Austen asks us to lean forward, attend to microclues. But instead of subtlety, many in the cast opt for overbroad portrayals — Larry E. Fox’s hypereccentric Sir Walter, for example, and Holly Stephenson’s Mary Elliot — that leave no room for close inspection. Though his final scene with Anne is touching, Chris Renda’s Captain Wentworth is too young and hardly a naval hero in the Napoleonic Wars. Others play obviously for laughs, which could be funnier if done with more restraint.

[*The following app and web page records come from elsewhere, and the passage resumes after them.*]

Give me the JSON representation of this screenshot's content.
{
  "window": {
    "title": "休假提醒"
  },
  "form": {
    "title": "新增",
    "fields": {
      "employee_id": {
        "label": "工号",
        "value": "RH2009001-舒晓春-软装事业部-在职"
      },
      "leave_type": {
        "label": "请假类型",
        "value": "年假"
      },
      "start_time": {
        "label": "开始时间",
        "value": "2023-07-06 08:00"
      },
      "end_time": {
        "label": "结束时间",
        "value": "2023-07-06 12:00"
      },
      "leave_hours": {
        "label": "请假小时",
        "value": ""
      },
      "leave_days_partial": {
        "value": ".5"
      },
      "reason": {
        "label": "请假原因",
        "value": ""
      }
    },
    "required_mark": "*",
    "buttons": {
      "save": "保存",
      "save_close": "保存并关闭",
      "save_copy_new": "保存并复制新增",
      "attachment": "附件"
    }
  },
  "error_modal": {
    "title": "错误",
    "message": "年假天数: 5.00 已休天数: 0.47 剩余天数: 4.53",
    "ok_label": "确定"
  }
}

While most of the cast prefer the surface, Kym Pappas’s excellent Anne begins deep within. Austin took a risk with this character. At 27, Anne is “past the bloom of youth” and far too old for a romantic lead. Plus, she violates the first rule of fiction: she doesn’t change. She’s “constant.” Pappas deftly portrays Anne’s intelligence, extreme sensitivity, and emotional blooming. Along the way, her eyes give a master class on suggesting minute details and feelings she fights to repress. ■
Persuasion, by John Jory, based on the novel by Jane Austen
OnStage Playhouse, 291 Third Avenue, Chula Vista
Directed by Carla Nell; cast: Kym Pappas, Chris Renda, Jennie Olson-Six, Kaly McKenna, Bryant Hernandez, Jewell Karinen, Laura Bohlin, Holly Stephenson, Larry E. Fox, John Antonov, Jennifer Berry, Tom Kilroy, Philip John, Justine Hince, Joel Castellaw, Loie Gail, Ryan Martinez, Penny Dunning; scenic design, Mark Robertson; costumes, Carol Whaley; lighting, Chad Oakley; sound, Carla Nell
Playing through December 22; Thursday through Saturday at 8:00 p.m. Matinee Sunday at 2:00 p.m. 619-422-7787